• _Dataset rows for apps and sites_
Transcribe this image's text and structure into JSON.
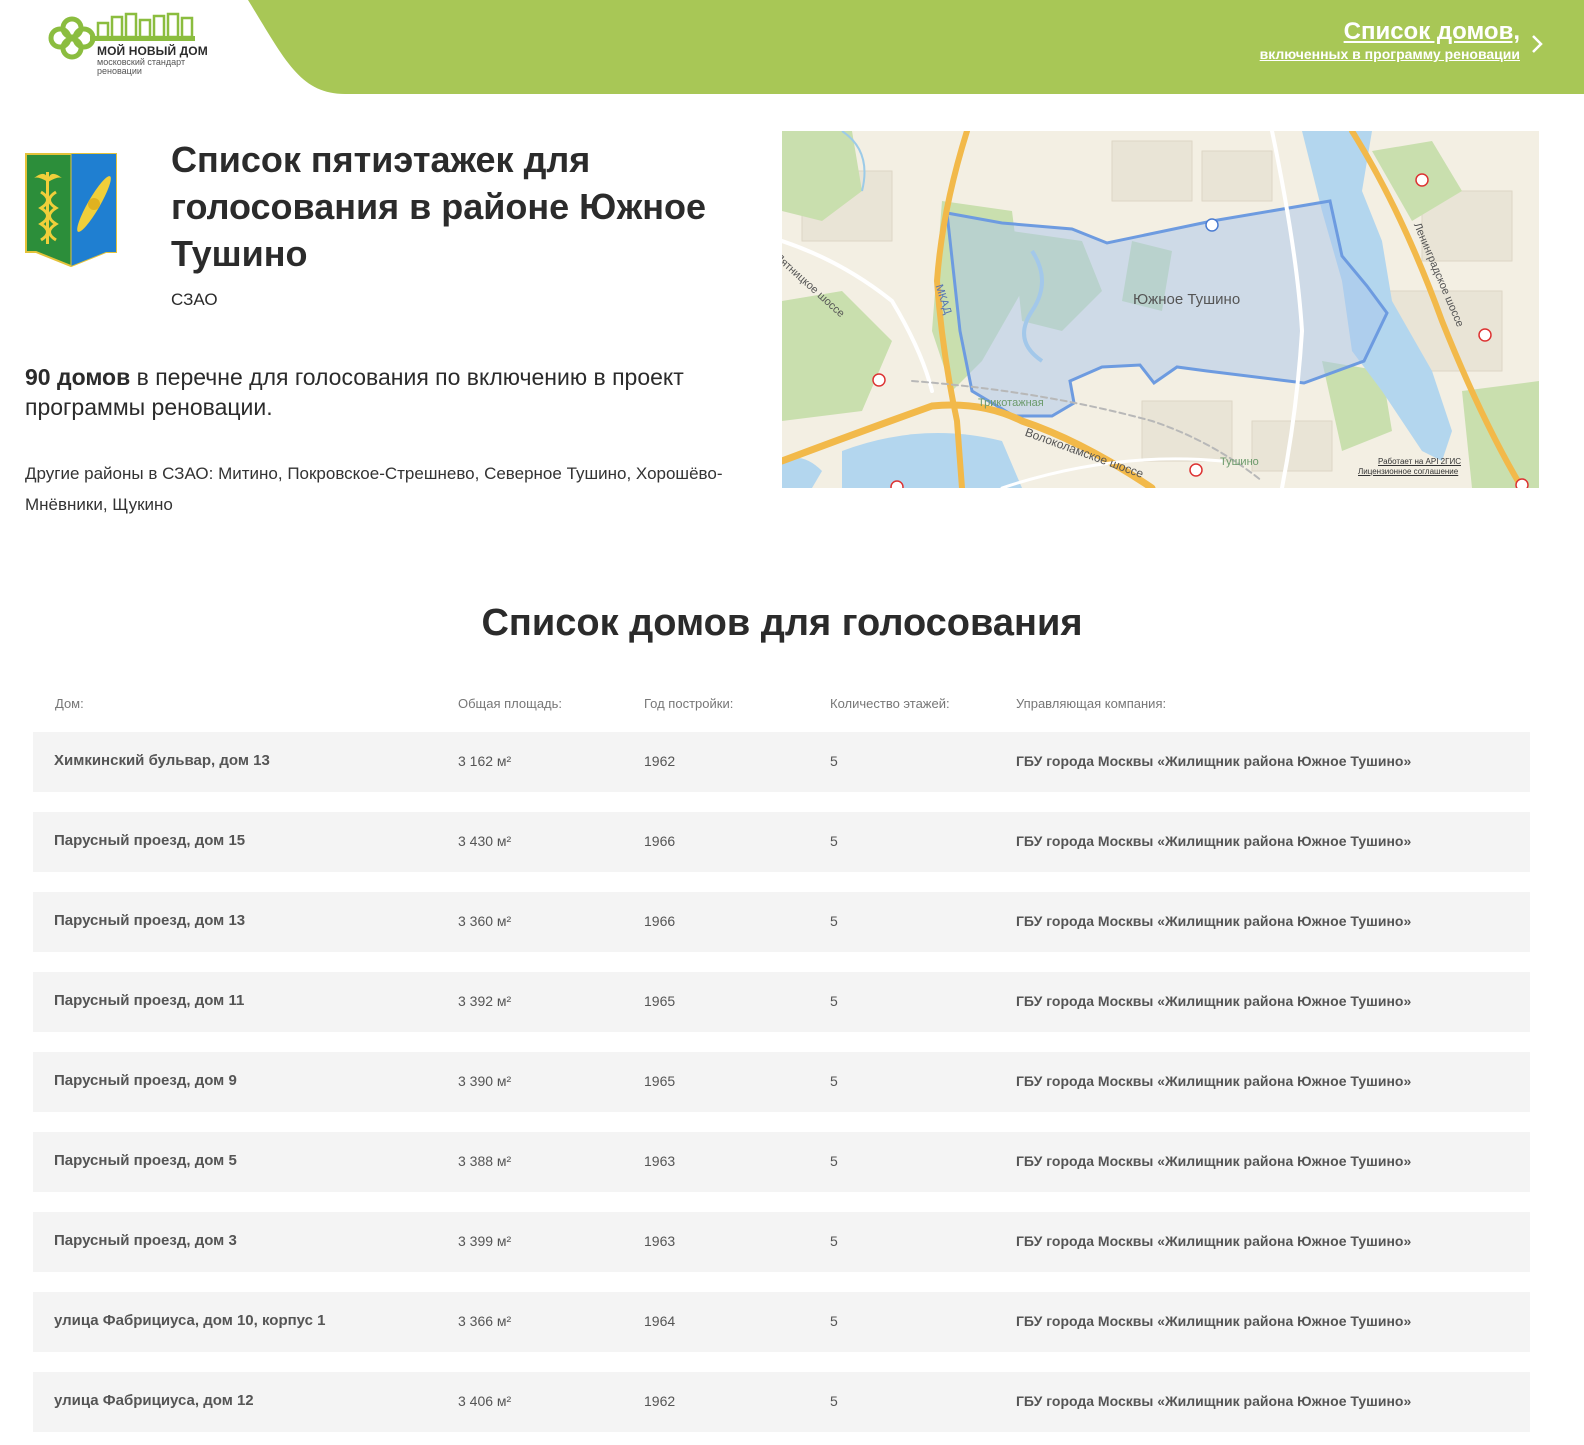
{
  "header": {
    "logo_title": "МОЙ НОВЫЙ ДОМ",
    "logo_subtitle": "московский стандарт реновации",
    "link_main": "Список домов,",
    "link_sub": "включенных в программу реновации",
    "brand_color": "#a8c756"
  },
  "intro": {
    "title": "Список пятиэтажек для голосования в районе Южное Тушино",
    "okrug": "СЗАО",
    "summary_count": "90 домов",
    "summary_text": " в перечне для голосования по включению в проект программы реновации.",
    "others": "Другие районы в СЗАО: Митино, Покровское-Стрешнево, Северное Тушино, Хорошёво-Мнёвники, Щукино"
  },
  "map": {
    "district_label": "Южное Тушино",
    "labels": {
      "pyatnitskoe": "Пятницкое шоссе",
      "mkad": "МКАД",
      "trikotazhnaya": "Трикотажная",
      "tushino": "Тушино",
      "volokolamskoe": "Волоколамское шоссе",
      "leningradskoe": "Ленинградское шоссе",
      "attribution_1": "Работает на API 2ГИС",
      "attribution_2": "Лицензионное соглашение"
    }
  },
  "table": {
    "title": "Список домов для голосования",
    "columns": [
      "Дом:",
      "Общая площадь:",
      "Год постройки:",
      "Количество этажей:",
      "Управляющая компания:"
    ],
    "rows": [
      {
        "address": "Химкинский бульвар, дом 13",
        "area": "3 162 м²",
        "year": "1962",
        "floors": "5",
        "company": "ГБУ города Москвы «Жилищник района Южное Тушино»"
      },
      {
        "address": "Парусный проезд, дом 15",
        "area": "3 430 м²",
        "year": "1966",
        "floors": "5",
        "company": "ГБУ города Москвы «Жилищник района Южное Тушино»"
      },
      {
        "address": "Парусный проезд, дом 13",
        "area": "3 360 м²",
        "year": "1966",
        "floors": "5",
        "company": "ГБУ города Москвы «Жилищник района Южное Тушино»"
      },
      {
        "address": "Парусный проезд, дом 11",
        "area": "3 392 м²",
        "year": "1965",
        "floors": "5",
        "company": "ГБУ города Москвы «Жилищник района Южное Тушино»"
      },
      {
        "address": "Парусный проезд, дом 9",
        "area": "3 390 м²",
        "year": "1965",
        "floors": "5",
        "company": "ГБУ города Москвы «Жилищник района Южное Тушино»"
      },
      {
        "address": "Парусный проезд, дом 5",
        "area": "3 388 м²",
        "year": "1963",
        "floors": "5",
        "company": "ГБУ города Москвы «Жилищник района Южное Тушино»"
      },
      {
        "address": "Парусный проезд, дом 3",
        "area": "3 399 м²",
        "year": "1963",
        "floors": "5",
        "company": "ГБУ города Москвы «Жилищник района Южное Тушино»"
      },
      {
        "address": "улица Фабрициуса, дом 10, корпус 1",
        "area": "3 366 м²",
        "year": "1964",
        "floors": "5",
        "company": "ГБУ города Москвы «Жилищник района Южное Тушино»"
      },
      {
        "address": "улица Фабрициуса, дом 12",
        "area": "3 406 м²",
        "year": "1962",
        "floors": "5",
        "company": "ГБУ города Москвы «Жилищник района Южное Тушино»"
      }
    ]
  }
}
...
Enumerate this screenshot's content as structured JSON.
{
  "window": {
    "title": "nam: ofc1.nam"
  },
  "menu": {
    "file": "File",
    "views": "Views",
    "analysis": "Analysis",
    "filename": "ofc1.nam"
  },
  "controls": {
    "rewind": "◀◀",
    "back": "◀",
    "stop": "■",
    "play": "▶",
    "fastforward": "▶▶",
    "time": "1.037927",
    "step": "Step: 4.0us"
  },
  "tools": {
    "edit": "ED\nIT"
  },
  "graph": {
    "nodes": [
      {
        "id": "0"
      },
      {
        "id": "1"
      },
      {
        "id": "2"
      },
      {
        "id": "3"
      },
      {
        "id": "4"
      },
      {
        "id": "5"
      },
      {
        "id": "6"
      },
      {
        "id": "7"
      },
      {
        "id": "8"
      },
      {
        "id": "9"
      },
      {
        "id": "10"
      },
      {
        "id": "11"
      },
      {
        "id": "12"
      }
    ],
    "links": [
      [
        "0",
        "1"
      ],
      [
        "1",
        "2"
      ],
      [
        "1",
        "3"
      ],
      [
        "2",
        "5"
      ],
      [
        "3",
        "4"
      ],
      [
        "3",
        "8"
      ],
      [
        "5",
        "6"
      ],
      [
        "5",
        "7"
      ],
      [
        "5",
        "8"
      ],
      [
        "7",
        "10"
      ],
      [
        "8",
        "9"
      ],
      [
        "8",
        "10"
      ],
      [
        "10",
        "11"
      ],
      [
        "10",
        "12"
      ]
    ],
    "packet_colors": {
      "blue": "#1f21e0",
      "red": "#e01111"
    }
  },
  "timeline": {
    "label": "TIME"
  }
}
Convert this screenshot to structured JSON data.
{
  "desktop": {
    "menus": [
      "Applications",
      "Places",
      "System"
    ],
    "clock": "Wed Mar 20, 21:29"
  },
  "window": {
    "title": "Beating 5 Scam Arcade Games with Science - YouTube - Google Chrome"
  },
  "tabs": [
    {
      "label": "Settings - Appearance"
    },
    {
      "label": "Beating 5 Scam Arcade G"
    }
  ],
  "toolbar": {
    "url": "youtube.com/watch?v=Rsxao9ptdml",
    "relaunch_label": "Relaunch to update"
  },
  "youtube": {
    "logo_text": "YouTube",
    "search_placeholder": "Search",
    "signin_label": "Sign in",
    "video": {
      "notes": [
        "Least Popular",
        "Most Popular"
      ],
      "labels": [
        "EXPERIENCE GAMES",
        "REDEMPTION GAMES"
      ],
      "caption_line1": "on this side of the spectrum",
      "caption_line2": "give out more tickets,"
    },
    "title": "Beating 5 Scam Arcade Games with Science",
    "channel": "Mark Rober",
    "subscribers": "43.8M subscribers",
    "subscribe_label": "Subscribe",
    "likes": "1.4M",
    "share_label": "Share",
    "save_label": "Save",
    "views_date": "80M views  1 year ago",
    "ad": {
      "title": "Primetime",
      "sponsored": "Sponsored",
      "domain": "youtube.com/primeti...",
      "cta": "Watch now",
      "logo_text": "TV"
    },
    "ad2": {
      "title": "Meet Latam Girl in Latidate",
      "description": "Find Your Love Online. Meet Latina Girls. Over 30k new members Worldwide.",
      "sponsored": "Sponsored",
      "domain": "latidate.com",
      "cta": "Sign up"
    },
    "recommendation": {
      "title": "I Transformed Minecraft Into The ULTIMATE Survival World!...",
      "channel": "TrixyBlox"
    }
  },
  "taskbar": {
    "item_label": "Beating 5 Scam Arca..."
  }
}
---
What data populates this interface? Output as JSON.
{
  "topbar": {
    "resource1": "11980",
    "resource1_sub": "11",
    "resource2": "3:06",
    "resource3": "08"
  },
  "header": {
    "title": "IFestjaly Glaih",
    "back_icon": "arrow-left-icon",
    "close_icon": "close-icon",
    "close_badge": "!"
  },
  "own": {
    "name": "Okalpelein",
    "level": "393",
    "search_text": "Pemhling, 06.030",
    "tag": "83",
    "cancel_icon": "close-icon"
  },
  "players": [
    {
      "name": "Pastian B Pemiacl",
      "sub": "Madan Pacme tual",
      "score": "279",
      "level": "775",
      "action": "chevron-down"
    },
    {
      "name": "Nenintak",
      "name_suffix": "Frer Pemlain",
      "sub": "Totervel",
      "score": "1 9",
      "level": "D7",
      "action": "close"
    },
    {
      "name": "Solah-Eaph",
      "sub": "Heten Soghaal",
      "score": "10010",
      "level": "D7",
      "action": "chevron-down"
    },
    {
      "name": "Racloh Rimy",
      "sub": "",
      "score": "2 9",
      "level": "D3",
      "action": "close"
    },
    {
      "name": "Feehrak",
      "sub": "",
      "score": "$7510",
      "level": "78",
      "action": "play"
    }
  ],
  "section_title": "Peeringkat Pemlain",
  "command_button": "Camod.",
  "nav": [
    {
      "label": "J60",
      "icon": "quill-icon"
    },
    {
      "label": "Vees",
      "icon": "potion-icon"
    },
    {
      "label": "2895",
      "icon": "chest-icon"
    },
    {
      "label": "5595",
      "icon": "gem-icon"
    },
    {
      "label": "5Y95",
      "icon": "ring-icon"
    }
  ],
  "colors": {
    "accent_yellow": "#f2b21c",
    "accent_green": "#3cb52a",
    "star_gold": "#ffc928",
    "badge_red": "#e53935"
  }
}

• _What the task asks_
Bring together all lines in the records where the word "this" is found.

• _Response area_
Transcribe this image's text and structure into JSON.
Enumerate this screenshot's content as structured JSON.
Convert this screenshot to structured JSON data.
      "caption_line1": "on this side of the spectrum",
What data populates this interface? Output as JSON.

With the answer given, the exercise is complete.